══ Dataset content

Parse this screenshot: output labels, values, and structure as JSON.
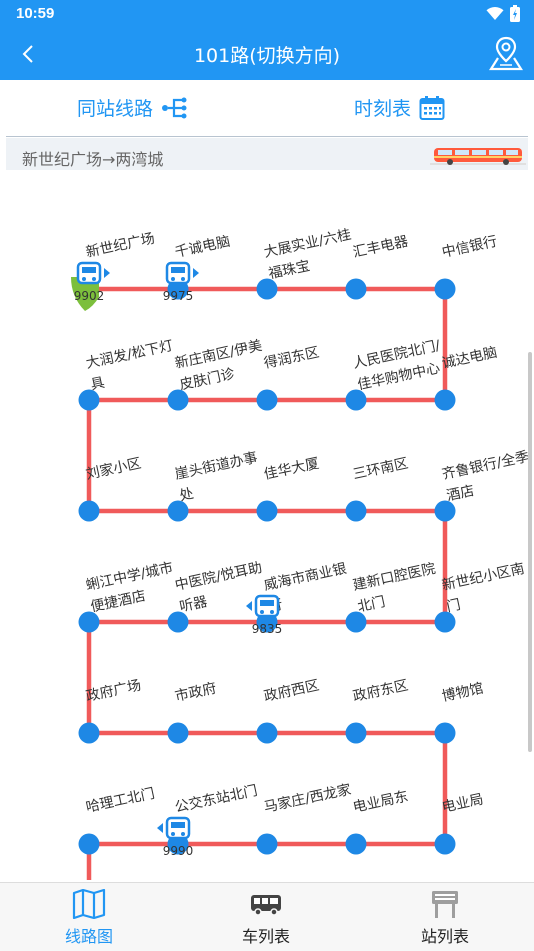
{
  "status": {
    "time": "10:59"
  },
  "header": {
    "title": "101路(切换方向)"
  },
  "toolbar": {
    "same_station": "同站线路",
    "timetable": "时刻表"
  },
  "direction": "新世纪广场→两湾城",
  "colors": {
    "primary": "#2196f3",
    "route_line": "#f05a5a",
    "station": "#1e88e5",
    "bus": "#1e88e5",
    "current_marker": "#7cbf3c"
  },
  "stations": [
    {
      "name": "新世纪广场",
      "row": 0,
      "col": 0,
      "label_lines": [
        "新世纪广场"
      ],
      "current": true
    },
    {
      "name": "千诚电脑",
      "row": 0,
      "col": 1,
      "label_lines": [
        "千诚电脑"
      ]
    },
    {
      "name": "大展实业/六桂福珠宝",
      "row": 0,
      "col": 2,
      "label_lines": [
        "大展实业/六桂",
        "福珠宝"
      ]
    },
    {
      "name": "汇丰电器",
      "row": 0,
      "col": 3,
      "label_lines": [
        "汇丰电器"
      ]
    },
    {
      "name": "中信银行",
      "row": 0,
      "col": 4,
      "label_lines": [
        "中信银行"
      ]
    },
    {
      "name": "诚达电脑",
      "row": 1,
      "col": 4,
      "label_lines": [
        "诚达电脑"
      ]
    },
    {
      "name": "人民医院北门/佳华购物中心",
      "row": 1,
      "col": 3,
      "label_lines": [
        "人民医院北门/",
        "佳华购物中心"
      ]
    },
    {
      "name": "得润东区",
      "row": 1,
      "col": 2,
      "label_lines": [
        "得润东区"
      ]
    },
    {
      "name": "新庄南区/伊美皮肤门诊",
      "row": 1,
      "col": 1,
      "label_lines": [
        "新庄南区/伊美",
        "皮肤门诊"
      ]
    },
    {
      "name": "大润发/松下灯具",
      "row": 1,
      "col": 0,
      "label_lines": [
        "大润发/松下灯",
        "具"
      ]
    },
    {
      "name": "刘家小区",
      "row": 2,
      "col": 0,
      "label_lines": [
        "刘家小区"
      ]
    },
    {
      "name": "崖头街道办事处",
      "row": 2,
      "col": 1,
      "label_lines": [
        "崖头街道办事",
        "处"
      ]
    },
    {
      "name": "佳华大厦",
      "row": 2,
      "col": 2,
      "label_lines": [
        "佳华大厦"
      ]
    },
    {
      "name": "三环南区",
      "row": 2,
      "col": 3,
      "label_lines": [
        "三环南区"
      ]
    },
    {
      "name": "齐鲁银行/全季酒店",
      "row": 2,
      "col": 4,
      "label_lines": [
        "齐鲁银行/全季",
        "酒店"
      ]
    },
    {
      "name": "新世纪小区南门",
      "row": 3,
      "col": 4,
      "label_lines": [
        "新世纪小区南",
        "门"
      ]
    },
    {
      "name": "建新口腔医院北门",
      "row": 3,
      "col": 3,
      "label_lines": [
        "建新口腔医院",
        "北门"
      ]
    },
    {
      "name": "威海市商业银行",
      "row": 3,
      "col": 2,
      "label_lines": [
        "威海市商业银",
        "行"
      ]
    },
    {
      "name": "中医院/悦耳助听器",
      "row": 3,
      "col": 1,
      "label_lines": [
        "中医院/悦耳助",
        "听器"
      ]
    },
    {
      "name": "蜊江中学/城市便捷酒店",
      "row": 3,
      "col": 0,
      "label_lines": [
        "蜊江中学/城市",
        "便捷酒店"
      ]
    },
    {
      "name": "政府广场",
      "row": 4,
      "col": 0,
      "label_lines": [
        "政府广场"
      ]
    },
    {
      "name": "市政府",
      "row": 4,
      "col": 1,
      "label_lines": [
        "市政府"
      ]
    },
    {
      "name": "政府西区",
      "row": 4,
      "col": 2,
      "label_lines": [
        "政府西区"
      ]
    },
    {
      "name": "政府东区",
      "row": 4,
      "col": 3,
      "label_lines": [
        "政府东区"
      ]
    },
    {
      "name": "博物馆",
      "row": 4,
      "col": 4,
      "label_lines": [
        "博物馆"
      ]
    },
    {
      "name": "电业局",
      "row": 5,
      "col": 4,
      "label_lines": [
        "电业局"
      ]
    },
    {
      "name": "电业局东",
      "row": 5,
      "col": 3,
      "label_lines": [
        "电业局东"
      ]
    },
    {
      "name": "马家庄/西龙家",
      "row": 5,
      "col": 2,
      "label_lines": [
        "马家庄/西龙家"
      ]
    },
    {
      "name": "公交东站北门",
      "row": 5,
      "col": 1,
      "label_lines": [
        "公交东站北门"
      ]
    },
    {
      "name": "哈理工北门",
      "row": 5,
      "col": 0,
      "label_lines": [
        "哈理工北门"
      ]
    }
  ],
  "buses": [
    {
      "id": "9902",
      "row": 0,
      "col": 0,
      "direction": "right"
    },
    {
      "id": "9975",
      "row": 0,
      "col": 1,
      "direction": "right"
    },
    {
      "id": "9835",
      "row": 3,
      "col": 2,
      "direction": "left"
    },
    {
      "id": "9990",
      "row": 5,
      "col": 1,
      "direction": "left"
    }
  ],
  "nav": [
    {
      "label": "线路图",
      "icon": "map-icon",
      "active": true
    },
    {
      "label": "车列表",
      "icon": "bus-icon",
      "active": false
    },
    {
      "label": "站列表",
      "icon": "bus-stop-icon",
      "active": false
    }
  ]
}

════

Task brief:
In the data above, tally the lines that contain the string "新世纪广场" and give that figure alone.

Solution:
3